══ TASK MATERIAL ══

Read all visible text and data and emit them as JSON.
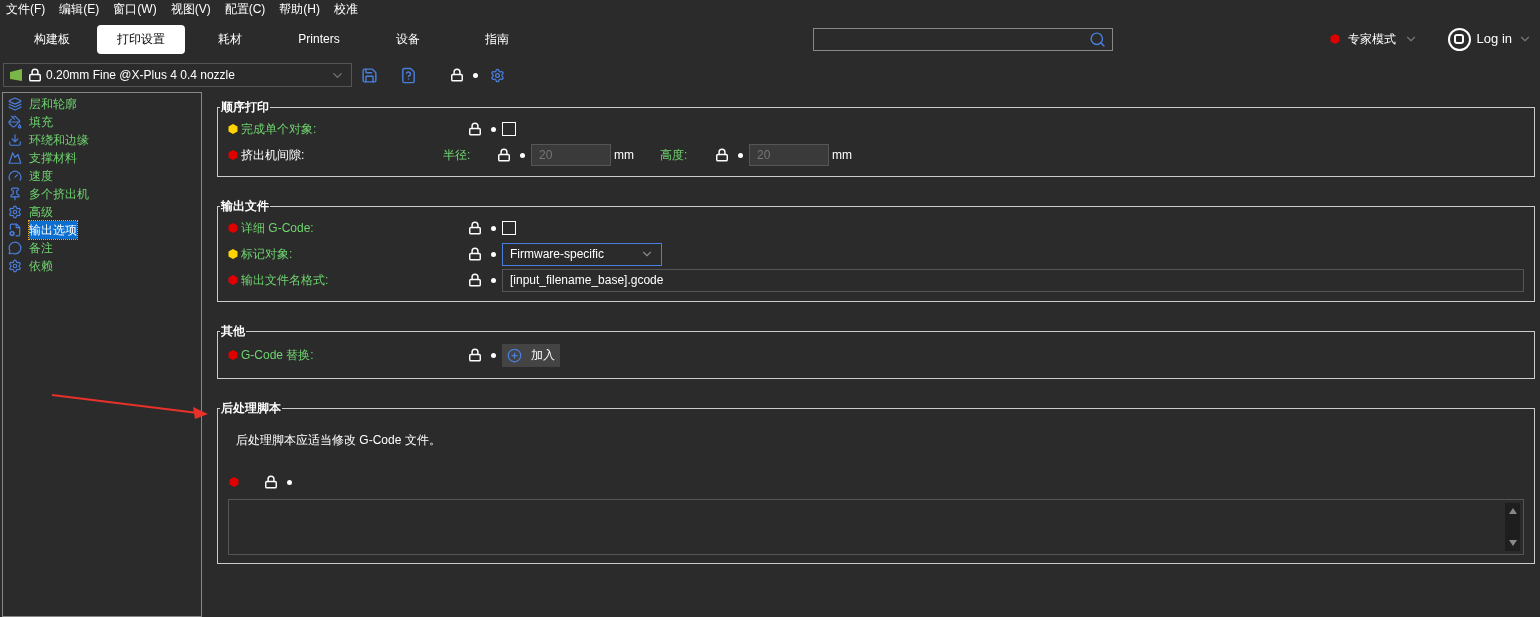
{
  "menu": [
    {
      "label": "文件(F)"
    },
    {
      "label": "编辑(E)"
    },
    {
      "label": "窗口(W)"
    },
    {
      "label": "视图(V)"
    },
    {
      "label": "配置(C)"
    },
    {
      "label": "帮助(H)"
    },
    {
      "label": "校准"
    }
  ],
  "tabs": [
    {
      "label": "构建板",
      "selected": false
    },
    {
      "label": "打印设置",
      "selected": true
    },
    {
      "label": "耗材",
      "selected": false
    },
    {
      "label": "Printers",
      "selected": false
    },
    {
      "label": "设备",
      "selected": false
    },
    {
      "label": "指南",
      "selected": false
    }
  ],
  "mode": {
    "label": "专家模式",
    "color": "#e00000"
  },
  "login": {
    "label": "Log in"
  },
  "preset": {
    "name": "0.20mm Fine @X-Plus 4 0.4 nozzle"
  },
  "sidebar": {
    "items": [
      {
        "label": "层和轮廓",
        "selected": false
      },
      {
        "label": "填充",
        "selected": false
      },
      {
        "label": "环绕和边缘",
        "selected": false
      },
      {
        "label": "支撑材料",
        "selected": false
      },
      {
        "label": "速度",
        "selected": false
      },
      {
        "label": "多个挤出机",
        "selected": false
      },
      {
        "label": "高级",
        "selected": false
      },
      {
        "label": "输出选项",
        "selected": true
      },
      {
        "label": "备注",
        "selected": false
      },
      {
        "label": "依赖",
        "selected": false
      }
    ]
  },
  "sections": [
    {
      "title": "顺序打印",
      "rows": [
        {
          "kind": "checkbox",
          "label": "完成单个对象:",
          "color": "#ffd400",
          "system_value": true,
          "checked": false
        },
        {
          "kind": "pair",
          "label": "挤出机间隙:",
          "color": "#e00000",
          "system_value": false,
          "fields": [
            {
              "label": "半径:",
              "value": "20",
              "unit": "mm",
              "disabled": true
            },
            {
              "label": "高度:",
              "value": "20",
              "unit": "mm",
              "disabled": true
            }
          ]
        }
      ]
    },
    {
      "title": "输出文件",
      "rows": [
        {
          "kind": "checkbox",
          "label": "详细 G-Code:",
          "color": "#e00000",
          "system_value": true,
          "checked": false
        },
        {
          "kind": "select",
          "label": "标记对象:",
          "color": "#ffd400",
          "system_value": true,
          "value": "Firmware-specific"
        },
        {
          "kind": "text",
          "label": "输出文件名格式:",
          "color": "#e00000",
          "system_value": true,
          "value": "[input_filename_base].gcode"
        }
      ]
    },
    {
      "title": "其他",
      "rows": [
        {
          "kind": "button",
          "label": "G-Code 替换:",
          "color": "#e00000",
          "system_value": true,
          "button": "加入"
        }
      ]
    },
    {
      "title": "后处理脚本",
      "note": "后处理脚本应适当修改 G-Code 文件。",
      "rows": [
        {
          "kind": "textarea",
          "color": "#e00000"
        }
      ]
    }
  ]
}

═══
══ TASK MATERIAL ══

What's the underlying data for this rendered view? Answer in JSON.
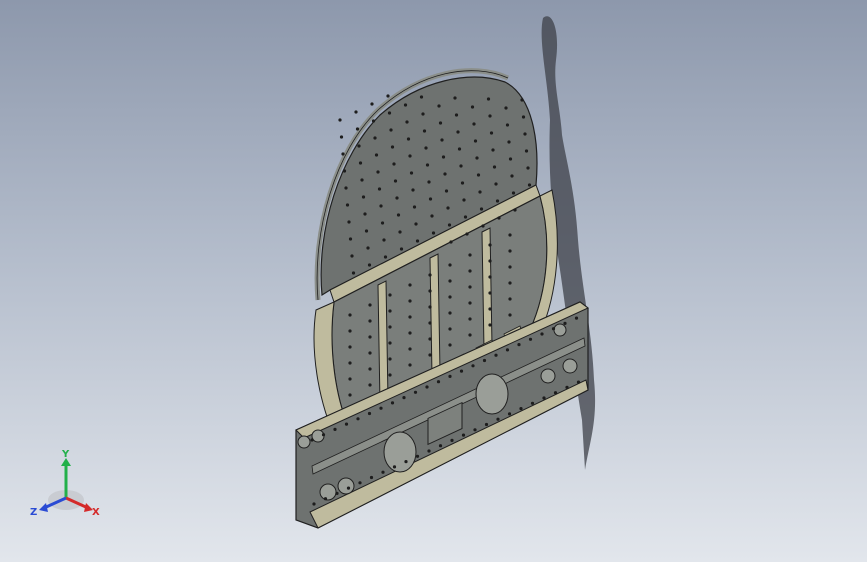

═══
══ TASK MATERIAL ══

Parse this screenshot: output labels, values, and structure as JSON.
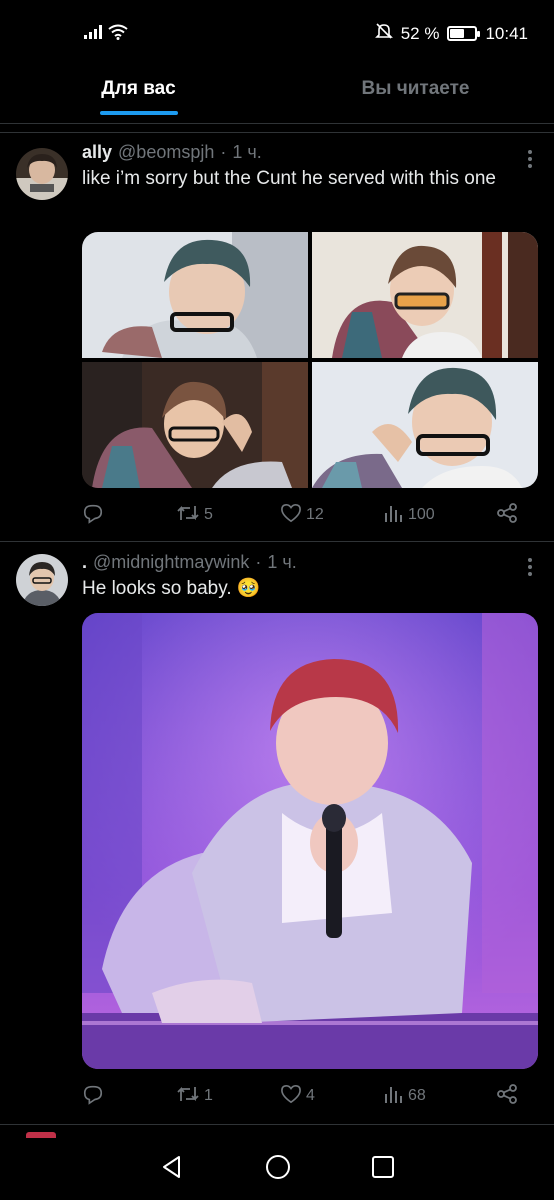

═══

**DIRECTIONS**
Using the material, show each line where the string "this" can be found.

**SOLUTION TO THE PROBLEM**
What's the underlying data for this rendered view? Answer in JSON.
Parse this screenshot: output labels, values, and structure as JSON.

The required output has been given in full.